ps5 - MIT Biology Department 7.012: Introductory Biology -...

Info iconThis preview shows pages 1–3. Sign up to view the full content.

View Full Document Right Arrow Icon
NAME_____________________________________________________________TA__________________ SEC____ 7.012 Problem Set 5 FRIDAY October 29, 2004 Due to popular demand, and a congenial staff due to the recent performance of the Red Sox, this Problem set upon completion must be inserted into the box Problem sets will NOT be accepted late. Solutions will be posted on the web. Question 1 Viruses have evolved several mechanisms to evade recognition and elimination by the immune system. Our immune systems have likewise evolved ways to counteract these methods of evasion. a) What type(s) of cells of the immune system recognize virally infected cells? b) How do these cells do so? Explain briefly. c) Besides viruses “hiding-out” from most of the immune system within cells, how might viruses further prohibit the previously mentioned immune cells from identifying them in host cells? ** Hint , our immune system has retaliated to this evasion technique with special immune cells called natural killer cells (NK cells for short). These NK cells recognize and kill cells that have low or no MHC class I expression at their surface.
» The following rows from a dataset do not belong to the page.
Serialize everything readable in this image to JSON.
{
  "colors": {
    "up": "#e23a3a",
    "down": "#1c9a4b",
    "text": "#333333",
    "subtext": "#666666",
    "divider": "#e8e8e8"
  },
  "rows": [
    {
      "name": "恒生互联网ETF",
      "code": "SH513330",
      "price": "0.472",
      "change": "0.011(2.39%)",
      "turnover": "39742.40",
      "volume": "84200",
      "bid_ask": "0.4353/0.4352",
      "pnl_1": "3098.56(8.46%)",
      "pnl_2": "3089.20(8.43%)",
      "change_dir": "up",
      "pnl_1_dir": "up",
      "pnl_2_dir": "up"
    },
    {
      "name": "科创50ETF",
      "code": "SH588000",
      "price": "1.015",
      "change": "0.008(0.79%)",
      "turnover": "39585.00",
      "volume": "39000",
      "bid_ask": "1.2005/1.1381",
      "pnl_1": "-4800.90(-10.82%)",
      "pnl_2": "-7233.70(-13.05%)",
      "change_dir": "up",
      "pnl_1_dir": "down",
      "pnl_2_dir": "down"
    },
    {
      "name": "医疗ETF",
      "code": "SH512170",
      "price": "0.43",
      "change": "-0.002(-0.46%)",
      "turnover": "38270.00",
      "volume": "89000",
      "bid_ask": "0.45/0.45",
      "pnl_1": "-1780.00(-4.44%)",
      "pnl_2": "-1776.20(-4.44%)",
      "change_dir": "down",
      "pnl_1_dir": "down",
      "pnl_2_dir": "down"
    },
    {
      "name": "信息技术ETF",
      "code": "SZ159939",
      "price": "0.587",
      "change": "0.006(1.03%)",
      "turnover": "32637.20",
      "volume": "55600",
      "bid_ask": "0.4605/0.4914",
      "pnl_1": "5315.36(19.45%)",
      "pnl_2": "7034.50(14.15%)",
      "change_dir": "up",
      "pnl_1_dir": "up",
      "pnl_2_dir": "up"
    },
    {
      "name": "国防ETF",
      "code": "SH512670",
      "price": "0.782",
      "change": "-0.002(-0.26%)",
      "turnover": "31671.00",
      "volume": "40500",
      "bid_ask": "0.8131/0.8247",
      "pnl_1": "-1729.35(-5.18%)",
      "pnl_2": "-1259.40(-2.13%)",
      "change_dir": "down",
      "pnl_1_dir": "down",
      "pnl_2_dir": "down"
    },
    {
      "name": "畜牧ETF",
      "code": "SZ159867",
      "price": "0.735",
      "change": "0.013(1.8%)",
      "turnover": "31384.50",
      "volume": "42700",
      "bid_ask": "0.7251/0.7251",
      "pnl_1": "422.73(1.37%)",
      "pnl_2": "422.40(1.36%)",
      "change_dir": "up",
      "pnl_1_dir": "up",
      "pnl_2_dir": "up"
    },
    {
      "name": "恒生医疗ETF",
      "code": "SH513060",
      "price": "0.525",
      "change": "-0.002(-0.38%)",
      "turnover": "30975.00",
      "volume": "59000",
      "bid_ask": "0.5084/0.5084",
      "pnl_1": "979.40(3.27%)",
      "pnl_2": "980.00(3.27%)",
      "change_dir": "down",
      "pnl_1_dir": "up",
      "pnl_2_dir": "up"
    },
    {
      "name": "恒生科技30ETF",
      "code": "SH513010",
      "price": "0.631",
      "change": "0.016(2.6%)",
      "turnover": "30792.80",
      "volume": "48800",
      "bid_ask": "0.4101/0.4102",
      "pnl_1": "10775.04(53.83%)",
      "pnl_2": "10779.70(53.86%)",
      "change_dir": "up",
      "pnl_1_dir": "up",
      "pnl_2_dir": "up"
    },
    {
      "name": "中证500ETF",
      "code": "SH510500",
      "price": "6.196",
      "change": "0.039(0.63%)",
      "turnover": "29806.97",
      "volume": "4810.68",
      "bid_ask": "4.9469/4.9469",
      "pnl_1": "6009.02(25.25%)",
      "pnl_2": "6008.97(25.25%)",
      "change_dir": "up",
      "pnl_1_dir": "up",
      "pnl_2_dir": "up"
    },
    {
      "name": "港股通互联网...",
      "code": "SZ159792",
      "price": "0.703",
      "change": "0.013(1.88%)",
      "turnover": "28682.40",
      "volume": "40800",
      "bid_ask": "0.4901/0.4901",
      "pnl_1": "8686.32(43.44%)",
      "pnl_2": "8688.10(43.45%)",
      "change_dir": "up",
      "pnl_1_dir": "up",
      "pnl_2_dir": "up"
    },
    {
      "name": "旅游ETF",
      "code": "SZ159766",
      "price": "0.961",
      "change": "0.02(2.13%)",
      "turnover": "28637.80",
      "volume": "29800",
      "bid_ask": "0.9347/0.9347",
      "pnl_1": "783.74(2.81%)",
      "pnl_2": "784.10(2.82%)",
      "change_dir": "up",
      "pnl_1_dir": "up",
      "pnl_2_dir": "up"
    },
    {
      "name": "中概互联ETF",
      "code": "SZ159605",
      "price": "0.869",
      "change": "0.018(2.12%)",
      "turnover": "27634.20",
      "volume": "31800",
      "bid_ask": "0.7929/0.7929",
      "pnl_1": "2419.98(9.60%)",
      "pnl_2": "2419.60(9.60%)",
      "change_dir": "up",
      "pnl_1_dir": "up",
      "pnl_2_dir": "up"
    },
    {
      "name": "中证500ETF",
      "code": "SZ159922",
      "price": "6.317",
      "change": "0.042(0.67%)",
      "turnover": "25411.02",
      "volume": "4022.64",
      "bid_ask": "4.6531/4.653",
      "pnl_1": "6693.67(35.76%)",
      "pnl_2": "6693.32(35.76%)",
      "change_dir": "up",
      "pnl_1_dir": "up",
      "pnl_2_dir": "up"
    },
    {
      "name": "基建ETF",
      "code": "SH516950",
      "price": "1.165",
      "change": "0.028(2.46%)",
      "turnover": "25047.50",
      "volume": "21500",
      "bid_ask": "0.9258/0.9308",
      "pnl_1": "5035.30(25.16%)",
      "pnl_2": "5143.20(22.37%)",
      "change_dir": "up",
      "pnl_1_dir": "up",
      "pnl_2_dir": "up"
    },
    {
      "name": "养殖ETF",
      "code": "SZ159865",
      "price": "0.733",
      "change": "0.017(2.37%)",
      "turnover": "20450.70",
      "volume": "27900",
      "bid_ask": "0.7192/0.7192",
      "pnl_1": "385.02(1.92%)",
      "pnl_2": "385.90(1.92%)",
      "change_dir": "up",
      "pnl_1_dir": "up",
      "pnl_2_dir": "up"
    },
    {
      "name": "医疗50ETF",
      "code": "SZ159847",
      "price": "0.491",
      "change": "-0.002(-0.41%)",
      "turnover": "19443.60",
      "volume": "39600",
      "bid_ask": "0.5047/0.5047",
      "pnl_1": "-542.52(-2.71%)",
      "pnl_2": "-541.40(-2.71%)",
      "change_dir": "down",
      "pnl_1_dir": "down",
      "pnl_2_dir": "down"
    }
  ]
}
It turns out NK cell activity is a little more sophisticated. NK cells do not kill cells that have MHC I receptors on their surface. Cells without MHC I receptors on their surface are candidates for killing by NK cells. But NK cells also need to be activated for killing by specific receptors on the target cell's surface. d) Knowing more about how NK cells function, suggest a way in which the virus may now evade NK cell recognition and thus avoid its subsequent demise. e) In addition, all cells have mechanisms to protect themselves from double stranded RNA ( dsRNA ) viruses. What is this innate mechanism of protection? Briefly explain how it works. MIT Biology Department 7.012: Introductory Biology - Fall 2004 Instructors: Professor Eric Lander, Professor Robert A. Weinberg, Dr. Claudette Gardel
Background image of page 1

Info iconThis preview has intentionally blurred sections. Sign up to view the full version.
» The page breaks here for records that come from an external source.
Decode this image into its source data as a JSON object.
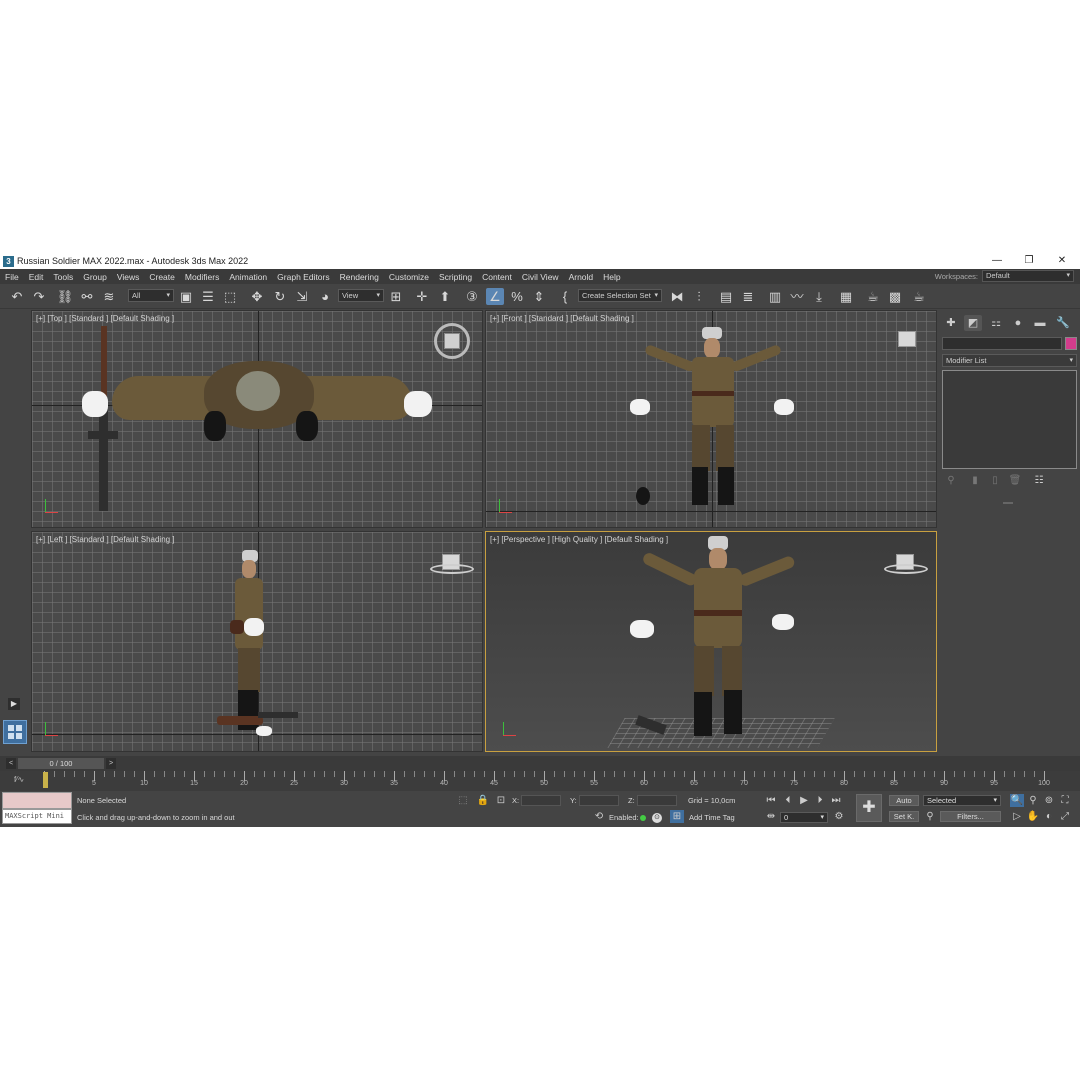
{
  "window": {
    "title": "Russian Soldier MAX 2022.max - Autodesk 3ds Max 2022",
    "app_icon_glyph": "3",
    "minimize_glyph": "—",
    "restore_glyph": "❐",
    "close_glyph": "✕"
  },
  "menu": {
    "items": [
      "File",
      "Edit",
      "Tools",
      "Group",
      "Views",
      "Create",
      "Modifiers",
      "Animation",
      "Graph Editors",
      "Rendering",
      "Customize",
      "Scripting",
      "Content",
      "Civil View",
      "Arnold",
      "Help"
    ],
    "workspaces_label": "Workspaces:",
    "workspaces_value": "Default"
  },
  "toolbar": {
    "selection_filter": "All",
    "ref_coord": "View",
    "selection_set": "Create Selection Set"
  },
  "viewports": {
    "top": {
      "label": "[+] [Top ] [Standard ] [Default Shading ]"
    },
    "front": {
      "label": "[+] [Front ] [Standard ] [Default Shading ]"
    },
    "left": {
      "label": "[+] [Left ] [Standard ] [Default Shading ]"
    },
    "perspective": {
      "label": "[+] [Perspective ] [High Quality ] [Default Shading ]"
    }
  },
  "command_panel": {
    "modifier_list": "Modifier List",
    "object_color": "#d23c8c"
  },
  "timeline": {
    "frame_display": "0 / 100",
    "prev_glyph": "<",
    "next_glyph": ">",
    "ticks": [
      "5",
      "10",
      "15",
      "20",
      "25",
      "30",
      "35",
      "40",
      "45",
      "50",
      "55",
      "60",
      "65",
      "70",
      "75",
      "80",
      "85",
      "90",
      "95",
      "100"
    ]
  },
  "status": {
    "maxscript_label": "MAXScript Mini",
    "selection_info": "None Selected",
    "prompt": "Click and drag up-and-down to zoom in and out",
    "x_label": "X:",
    "y_label": "Y:",
    "z_label": "Z:",
    "grid": "Grid = 10,0cm",
    "enabled_label": "Enabled:",
    "add_time_tag": "Add Time Tag",
    "auto_key": "Auto",
    "set_key": "Set K.",
    "key_filter": "Selected",
    "filters": "Filters...",
    "current_frame": "0"
  }
}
View Full DocumentRight Arrow Icon
2 Question 2 As a UROP in the Weinberg lab, one of your duties is to take care of the mice used for experimentation. During your tenure in the mouse facilities you notice a colony of mice that is highly susceptible to bacterial infections. In order to figure out why, you first take a blood sample and look at the levels of serum proteins. You are shocked to find that these mice lack antibodies in their serum! You are now aware of why they are so
Background image of page 2
Image of page 3
This is the end of the preview. Sign up to access the rest of the document.

Page1 / 7

ps5 - MIT Biology Department 7.012: Introductory Biology -...

This preview shows document pages 1 - 3. Sign up to view the full document.

View Full Document Right Arrow Icon
Ask a homework question - tutors are online